Cancer research experiments

Unveiling drug resistance mechanism in colorectal cancer treatment

WU tags: EGFR

Description

Experiment image

Cancer is fundamentally about an uncontrolled growth and tissue invasion by mutant cells in an organism. Experts often highlight the variability between types of cancers and even between patients. This high variability is due to the unique genetic profile of each tumour, which is the result of several mutations in the DNA of cells that end up causing the uncontrolled growth and the aggressive invasion of other tissues in the body (metastasis). Unlike traditional chemotherapies or radiotherapies, newer treatments aim to specifically target malignant cells. This is done by identifying certain proteins that are differentially expressed in tumourogenic cells as compared to normal cells. One example is the depicted EGFR (Epidermal Growth Factor Receptor) with 4 of its modules (domains) colored in red, green, black and cyan. EGFR is a key intermediate in the growth signal transduction pathways in cells. When a cell triggers its growth mechanisms it is doing so by receiveing and sending signals from EGFR. EGFR is found overexpressed in some cancers such as CRC (colorectal cancer), therefore it has been used as a target to differentiate malginant from normal cells. Several drugs currently in use are already targeting EGFR. One of them is cetuximab, a fragment of which is coloured in yellow and orange in the picture. Cetuximab, works by blocking the messenger molecule 'landing' domain in EGFR (in black). Cetuximab, designed to bind more strongly than the messenger, outcompetes it avoiding signal transmission and tumour growth. However, due to the high mutation rate of cancer cells, after prolonged treatment with this drug, researchers at the Hospital del Mar here in Barcelona are finding new mutations that affect the affinity of cetuximab to EGFR. In some cases, it no longer blocks the binding of the messenger. That means that the drug, for some patients, becomes ineffective. The tumour evolves and becomes resistant to the drug.
With your help, we will provide an explanation of the specific molecular mechanisms that occur in these mutated EGFR molecules that do not bind cetuximab. The ultimate objective is to provide hints on possible solutions to overcome this resistance. This work is in collaboration with researchers and medical doctors at the Hospital del Mar.
We will send several simulations measuring binding affinities of the normal and mutant receptors with the drug. Additionally we will compare these with the affinities of 'natural' messenger molecule that outcompetes the drug in the mutant case and finally we will measure affinities for a couple of other versions of the drug to see if we can 'fix it'.


Molecular simulations of the SH2 and phosphopeptide binding process

WU tags: pYEEI, SH2, SH2MSM

Description

The SH2 is a protein domain involved in protein-protein interactions.
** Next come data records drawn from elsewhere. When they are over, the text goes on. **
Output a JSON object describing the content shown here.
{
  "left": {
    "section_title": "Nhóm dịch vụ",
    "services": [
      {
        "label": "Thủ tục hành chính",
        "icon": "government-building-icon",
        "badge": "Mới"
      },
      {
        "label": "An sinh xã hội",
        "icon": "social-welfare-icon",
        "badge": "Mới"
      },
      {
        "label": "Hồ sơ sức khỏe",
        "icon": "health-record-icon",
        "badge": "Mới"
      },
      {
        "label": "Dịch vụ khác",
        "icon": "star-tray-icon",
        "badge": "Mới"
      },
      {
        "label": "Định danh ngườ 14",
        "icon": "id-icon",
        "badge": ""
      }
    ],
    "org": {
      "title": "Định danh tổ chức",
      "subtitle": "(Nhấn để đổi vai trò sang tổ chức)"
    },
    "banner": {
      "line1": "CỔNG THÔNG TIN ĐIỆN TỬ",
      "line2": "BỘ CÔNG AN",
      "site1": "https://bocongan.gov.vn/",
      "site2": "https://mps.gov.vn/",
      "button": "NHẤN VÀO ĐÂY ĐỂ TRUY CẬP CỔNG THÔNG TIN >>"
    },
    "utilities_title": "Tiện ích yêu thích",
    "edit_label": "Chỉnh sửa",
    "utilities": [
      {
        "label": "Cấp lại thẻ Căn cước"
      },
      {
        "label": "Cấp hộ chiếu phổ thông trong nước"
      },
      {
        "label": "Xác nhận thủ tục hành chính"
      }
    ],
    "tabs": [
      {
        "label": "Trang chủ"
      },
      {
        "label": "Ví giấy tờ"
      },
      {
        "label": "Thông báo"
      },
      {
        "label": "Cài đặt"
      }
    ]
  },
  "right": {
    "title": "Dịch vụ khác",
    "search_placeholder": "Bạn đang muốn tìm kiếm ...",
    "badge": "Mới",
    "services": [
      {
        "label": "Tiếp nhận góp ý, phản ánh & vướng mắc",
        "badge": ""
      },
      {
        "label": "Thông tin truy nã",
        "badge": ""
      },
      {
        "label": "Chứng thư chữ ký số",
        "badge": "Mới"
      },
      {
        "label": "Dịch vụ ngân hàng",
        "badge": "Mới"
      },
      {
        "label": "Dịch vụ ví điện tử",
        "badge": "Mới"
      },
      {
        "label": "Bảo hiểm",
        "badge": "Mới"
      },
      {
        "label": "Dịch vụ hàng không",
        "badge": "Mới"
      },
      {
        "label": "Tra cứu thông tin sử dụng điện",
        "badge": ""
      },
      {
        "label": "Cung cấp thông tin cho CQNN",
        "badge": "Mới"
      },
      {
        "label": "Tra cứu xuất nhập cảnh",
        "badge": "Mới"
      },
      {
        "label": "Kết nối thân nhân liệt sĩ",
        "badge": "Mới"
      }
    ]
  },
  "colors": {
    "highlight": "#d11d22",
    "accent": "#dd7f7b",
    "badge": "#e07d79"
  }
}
This particular domain plays a major role in cell communication on the sigalling processes for cell growth and development. We have been using this system to develop methods for computing protein-protein binding affinities but through massive free peptide binding simulations (see video) we have also expanded the knowledge on the dynamical behaviour of the system itself.
Such methods will be very useful, for example, in the study of why certain wrong forms of proteins stop interacting with other partner proteins, as a way to give explanation to phenoma observed in diseases such as Cancer

Publications

  • T. Giorgino, I. Buch and G. De Fabritiis, Visualizing the induced binding of SH2-phosphopeptide, J. Chem. Theory Comput., in press (2012)
  • I. Buch, S. K. Sadiq and G. De Fabritiis, Optimized potential of mean force calculations of standard binding free energy, J. Chem. Theory Comput., 7, 1765–1772 (2011)
  • I. Buch, M. J. Harvey, T. Giorgino, D. P. Anderson and G. De Fabritiis, High-throughput all-atom molecular dynamics simulations using distributed computing, J. Chem. Inf. and Mod. 50, 397 (2010)